Men’s tennis chasing Big Ten run

first_imgAfter snapping a five-match losing skid, the Wisconsin men’s tennis team (9-10, 1-6 Big Ten) will look to put a conference winning streak together as it travels to the state of Indiana this weekend to face the Purdue Boilermakers and the Indiana Hoosiers.The Badgers were finally able to break through with their first Big Ten victory April 8 against a struggling Penn State team, which possesses an identical conference record to Wisconsin’s.As the Badgers fight to climb out of the dungeon of the Big Ten standings, head coach Greg Van Emburgh is relieved to have notched the first win of the conference season.“It was just huge, as far being able to turn the season around, that was a huge win for us,” Van Emburgh said. “It was a great confidence booster for the guys, the morale after the match was so much better.”The confidence of the team will prove to be an important factor this Saturday against the Boilermakers, as they lead the Badgers by just a single game in the Big Ten standings. Wisconsin has owned Purdue as of late, winning the last eight matches.The Boilermakers are in a comparable spot to the Badgers at this point in the season – Purdue was similarly stunted by a Big Ten losing streak before defeating a weaker conference opponent.Sophomore Rod Carey understands that attacking two conference opponents this weekend is crucial to salvaging the regular season.“They’re really important to the team because it’s a way for us to get some momentum,” Carey said. “If we could get two wins there that would be good for the team.”Carey was able to individually bounce back from a five-match losing streak with a three-set victory against Penn State’s Russell Bader in the No. 2 position, a spot he has played in the past five matches. The Bahamas native was originally starting at the No. 5 slot, but his consistent effort has improved his rank in the lineup.An additional alteration to Wisconsin’s lineup has been an involuntary one due to the injury suffered by junior Billy Bertha. The captain hasn’t seen action since April 1 in a loss at Northwestern, in which he partnered up with sophomore Alex Robles in their second consecutive match as a pair.Van Emburgh is looking forward to seeing his captain back on the court.“We’re hopefully going to get Billy back in there … at least in the doubles, if not the singles as well,” Van Emburgh said.As the Badgers hit the road this weekend, they will be mindful that they have only earned one victory away from the Nielsen Tennis Center. That win came against an Idaho squad that held an 8-6 record at the time of the match.Solving the equation for road success will be pivotal for the Badgers, as three of their last four opponents will be played on the road before they participate in the Big Ten tournament.The team is confident about its opportunity to win away matches down the final stretch of the regular season.“They should take a lot of confidence into the remainder of the season,” Van Emburgh said. “I think from here on out, the matches that we’re playing are really going to be winnable matches and tennis is really a mental sport.”After its contest with Purdue, Wisconsin matches up with a more dangerous Indiana club that defeated Notre Dame, a top-40 team that Wisconsin fell to early in the non-conference season.Despite a steep hill to hike, the Badgers know they have much room for improvement. A slate of underclassmen has yet to hit its full potential and none of the Badgers are scheduled to graduate before the 2012-2013 campaign.“We shouldn’t give up; we should work hard, keep doing the right things on and off the court,” junior Alexander Kostanov said. “Even if we wouldn’t succeed in this season, it is going to pay off during next season.”last_img read more

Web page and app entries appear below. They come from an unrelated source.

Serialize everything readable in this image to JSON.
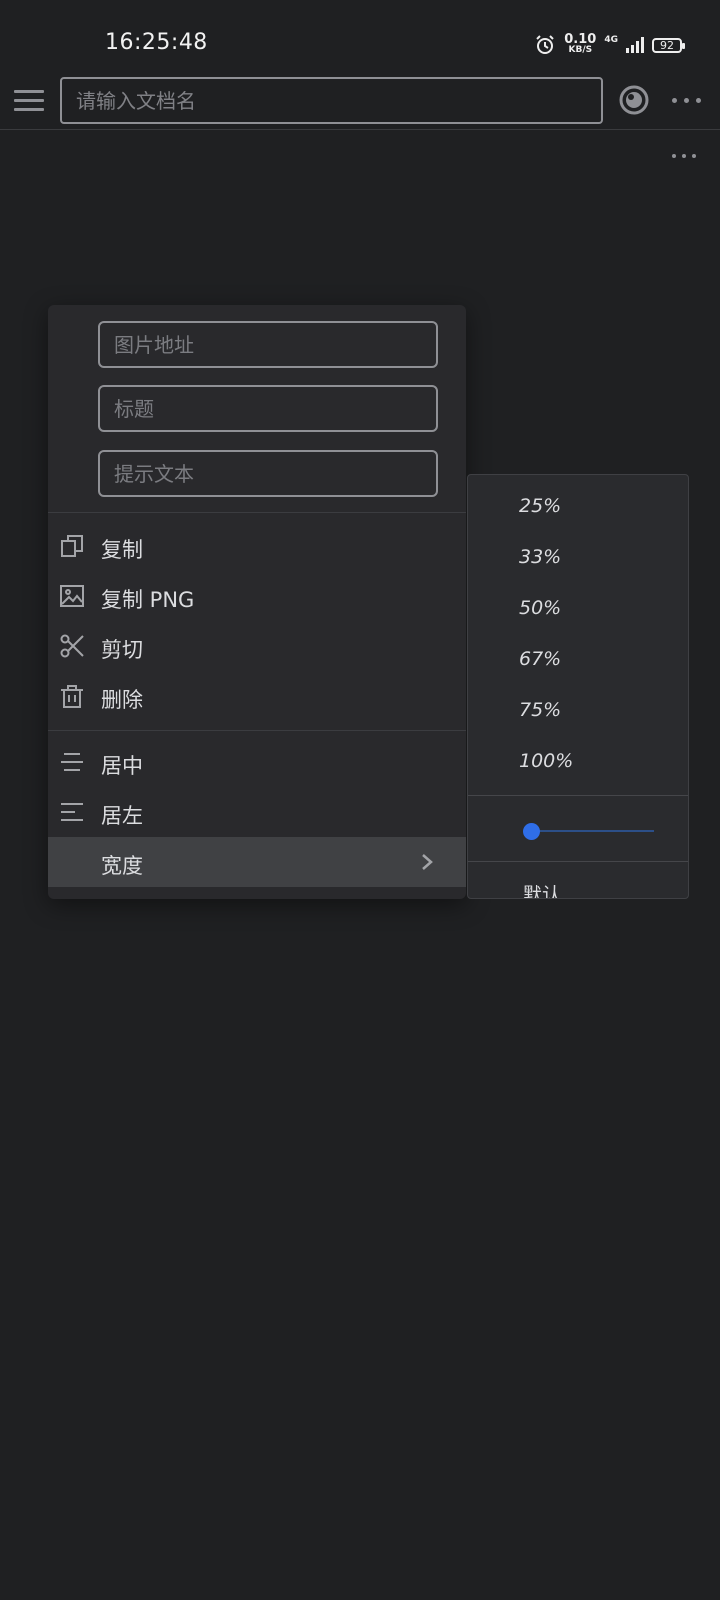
{
  "status_bar": {
    "time": "16:25:48",
    "net_speed_value": "0.10",
    "net_speed_unit": "KB/S",
    "network_type": "4G",
    "battery": "92"
  },
  "top_bar": {
    "search_placeholder": "请输入文档名"
  },
  "image_menu": {
    "fields": {
      "image_url_placeholder": "图片地址",
      "title_placeholder": "标题",
      "alt_text_placeholder": "提示文本"
    },
    "items": {
      "copy": "复制",
      "copy_png": "复制 PNG",
      "cut": "剪切",
      "delete": "删除",
      "align_center": "居中",
      "align_left": "居左",
      "width": "宽度"
    }
  },
  "width_submenu": {
    "options": [
      "25%",
      "33%",
      "50%",
      "67%",
      "75%",
      "100%"
    ],
    "slider_value_fraction": 0.0,
    "default_label": "默认"
  },
  "colors": {
    "background": "#1f2022",
    "menu_background": "#29292c",
    "accent": "#2f6ee8"
  }
}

Friday July 10th “The Midday Report”

first_imgKGLO News · Friday July 10 — 12:06 PM Listen to “The Midday Report” from Friday July 10thlast_img